Game coverage was also being reined in, and while a feature on Luongo or Schneider wasn’t frowned upon, it wasn’t what the site would be about.
-Dave Lozo, formerly of NHL.com. Read more to find out what he is doing now.
from Katie Benner of Fortune,
It was a lawsuit with all the elements tabloids love: Sex. Money. Star athletes. Betrayal. Fraud.
Sure enough, when 19 current and former National Hockey League players, all of them clients of a money manager named Phil Kenner, brought a fraud suit in June 2009, the newspapers pounced. The suit claimed they had sunk $25 million into two developments in Mexico -- golf courses, condos and hotels -- being put together by a real estate investor named Ken Jowdy. Instead of building, the suit charged, Jowdy had blown the money on "porn stars, escorts, strippers, party girls" to entertain a retired baseball star. The plaintiffs included hockey players such as Sergei Gonchar, Bryan Berard, and Michael Peca.
thanks to a KK member for the pointer...
from Stu Cowan of the Montreal Gazette,
Former Gazette sports columnist Michael Farber, a Hockey Hall of Fame writer with Sports Illustrated, is the host of a 30-minute TSN documentary that will be premiering on Tuesday, June 25 at 9 p.m. (last night) titled Neutral Zone: The Story of Hockey in Northern Israel.
The documentary examines the Canada-Israel Hockey School, which opened three years ago in Metula, on the northern tip of Israel, and is largely financed by Canadian media magante Sidney Greenberg. The documentary looks at whether teaching hockey to Arab and Jewish children together can help promote tolerance off the ice.
“The main goal is to integrate Jewish and Arab kids together playing hockey so that they can understand each other and make a difference for the future,” Mike Mazeika, head coach of the Canada-Israel Hockey School, tells Farber in the documentary.

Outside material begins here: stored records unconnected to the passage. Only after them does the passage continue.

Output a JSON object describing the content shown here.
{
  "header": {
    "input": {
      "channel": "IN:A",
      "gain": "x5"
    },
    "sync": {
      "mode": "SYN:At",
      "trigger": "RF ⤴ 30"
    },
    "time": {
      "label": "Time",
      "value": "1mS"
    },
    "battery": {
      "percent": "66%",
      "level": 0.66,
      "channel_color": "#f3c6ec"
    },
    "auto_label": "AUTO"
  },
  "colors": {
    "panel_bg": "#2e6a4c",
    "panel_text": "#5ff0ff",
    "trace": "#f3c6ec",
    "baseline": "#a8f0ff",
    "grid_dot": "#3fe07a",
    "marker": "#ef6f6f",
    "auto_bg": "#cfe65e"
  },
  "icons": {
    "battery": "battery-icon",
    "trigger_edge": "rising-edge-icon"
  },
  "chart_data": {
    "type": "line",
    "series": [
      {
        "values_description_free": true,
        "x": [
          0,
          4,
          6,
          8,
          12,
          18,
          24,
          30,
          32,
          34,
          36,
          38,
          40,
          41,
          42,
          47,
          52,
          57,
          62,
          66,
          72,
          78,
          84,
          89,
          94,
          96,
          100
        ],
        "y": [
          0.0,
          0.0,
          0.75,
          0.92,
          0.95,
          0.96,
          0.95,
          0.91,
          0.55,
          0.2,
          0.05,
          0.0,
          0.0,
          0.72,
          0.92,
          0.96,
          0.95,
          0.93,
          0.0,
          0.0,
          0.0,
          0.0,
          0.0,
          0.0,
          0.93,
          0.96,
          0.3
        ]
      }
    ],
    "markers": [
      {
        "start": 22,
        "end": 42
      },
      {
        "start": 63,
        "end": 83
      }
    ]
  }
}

About Kukla's Korner Hockey
Paul Kukla founded Kukla’s Korner in 2005 and the site has since become the must-read site on the ‘net for all the latest happenings around the NHL.
From breaking news to in-depth stories around the league, KK Hockey is updated with fresh stories all day long and will bring you the latest news as quickly as possible.
Email Paul anytime at firstname.lastname@example.org